American Hustle (Movie) Review
Genre: Crime, Drama, Thriller
Not so much?
The subtle tension builds and bubbles along nicely as the film gathers pace and the laughs keep on coming. The characters stay interesting and the audience would hopefully be so invested in the story that they’ll stay rooted right up until the ending.
Director David O’Russell is on a roll at the moment following the respective successes of The Fighter and Silver Linings Playbook. Two fantastic yet very different films but both of which demonstrating O’Russell’s various directorial talents which include pure story-telling ability to perfectly timed injections of comedy. Above all, what always stands out (for me, anyway), is the way he conveys his characters and personally invests in them, providing each one with a platform to express every nuance, every flaw and every strength of their personality. He sees and treats them as more than just simple vehicles to deliver the lines or move the story on, they’re real people to him and I tend to forget that I’m watching actors on the screen when I watch an O’Russell film; I’m watching real people, too.
Of course, this could never be the case if O’Russell was unable to entice the best out of his actors and so it’s further testament to his directorial abilities that Christian Bale and Amy Adams (The Fighter), Bradley Cooper and Jennifer Lawrence (Silver Linings Playbook) have all given powerhouse and arguably career-best performances under O’Russell’s guidance.
Perhaps no surprise, then, that O’Russell reunites with this star-studded crew for American Hustle, an epic crime-caper set in the late 1970s in which Bale’s and Adams’ con-artist duo are forced to work for Cooper’s overzealous and over-excitable Federal Agent to help him bring down some high profile politicians, most notably a well-meaning Mayor played by Jeremy Renner, sporting one of the most ridiculous wigs ever seen on screen.
That being said, the wigs, haircuts, costumes and the soundtrack all helped give the film its intended period feel and it felt like the cast and crew were having fun with the various costume changes and styles. This sense of fun certainly puts American Hustle up there with one of O’Russell’s more comedic films and there are several laugh-out-loud moments, but this is not to say you should expect an outright comedy. This is more a blend of genres; from comedy to romance to crime; and covers various themes including love, marriage, friendship, fatherhood and betrayal; all the while exploring the premise of ‘doing the right thing’. It’s that investment in the characters themselves and the insight into their personalities and their lives which really make these ideas notable and hit home.

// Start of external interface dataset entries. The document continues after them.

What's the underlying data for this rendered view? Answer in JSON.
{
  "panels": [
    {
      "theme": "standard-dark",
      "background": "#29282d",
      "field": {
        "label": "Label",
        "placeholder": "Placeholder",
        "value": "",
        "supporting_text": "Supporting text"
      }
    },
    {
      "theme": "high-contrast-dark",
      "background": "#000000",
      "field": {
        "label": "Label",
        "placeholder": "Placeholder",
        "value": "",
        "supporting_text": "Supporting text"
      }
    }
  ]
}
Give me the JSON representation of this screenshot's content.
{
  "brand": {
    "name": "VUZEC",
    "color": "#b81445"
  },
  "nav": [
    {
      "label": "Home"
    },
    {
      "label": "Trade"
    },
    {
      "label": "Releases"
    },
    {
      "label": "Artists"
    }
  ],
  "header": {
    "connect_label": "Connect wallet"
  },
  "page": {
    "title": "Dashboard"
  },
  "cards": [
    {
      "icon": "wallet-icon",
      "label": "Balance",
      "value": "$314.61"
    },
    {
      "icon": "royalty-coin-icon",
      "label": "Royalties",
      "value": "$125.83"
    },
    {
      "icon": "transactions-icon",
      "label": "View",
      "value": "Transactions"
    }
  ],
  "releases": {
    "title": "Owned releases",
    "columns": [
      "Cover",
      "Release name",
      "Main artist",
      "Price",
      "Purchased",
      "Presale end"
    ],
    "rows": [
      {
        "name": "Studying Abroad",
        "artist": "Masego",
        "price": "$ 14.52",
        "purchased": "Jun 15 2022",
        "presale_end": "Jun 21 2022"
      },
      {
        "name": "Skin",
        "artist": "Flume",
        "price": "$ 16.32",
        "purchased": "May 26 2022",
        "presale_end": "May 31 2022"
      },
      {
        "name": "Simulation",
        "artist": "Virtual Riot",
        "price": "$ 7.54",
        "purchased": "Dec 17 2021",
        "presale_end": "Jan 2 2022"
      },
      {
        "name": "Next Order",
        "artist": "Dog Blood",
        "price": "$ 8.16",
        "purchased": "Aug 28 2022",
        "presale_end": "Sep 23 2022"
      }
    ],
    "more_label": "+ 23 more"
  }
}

As for the actors themselves, it’s fair to say that their performances are at the very least on par with their previous O’Russell collaborations, if not better. I think this is certainly the case for Cooper and Adams anyway.
Cooper has been riding a parallel wave of success along with O’Russell over the last few years, proving what a fantastic character actor he is. This performance (a phenomenal supernova of nervous energy, stress and determination), in my opinion beats his efforts in Silver Lining Playbook and even in The Place Beyond The Pines in which he perhaps took everyone by surprise by his performance.
Adams is just a brilliant actress and always consistent but it was great to see her getting a lot more screen time here and playing a bigger role than in previous outings. As excellent as she was in The Fighter, for example, that stage belonged to Bale and Whalberg, but in American Hustle she gets her own spotlight and absolutely takes the opportunity to deliver.
Bale himself gives a perfectly balanced performance, not too understated and not too over the top as the film’s focal point of moral conflict whereas Lawrence is just outstanding as the comically unstable stay-at-home Mum. It’s almost a shame that she doesn’t get quite as much screen time as the others but then again her sporadic appearances provide the right amount of humour at just the right times.
It is probably a little longer than it needs to be and it does get off to somewhat of a slow start but I doubt too many people would complain because ultimately this is just great fun and utterly engrossing. The subtle tension builds and bubbles along nicely as the film gathers pace and the laughs keep on coming. The characters stay interesting and the audience would hopefully be so invested in the story that they’ll stay rooted right up until the ending, which could have been something of an anticlimax but thankfully concludes with the perfect blend of cheek and panache which the build-up warrants.
A great start to 2014.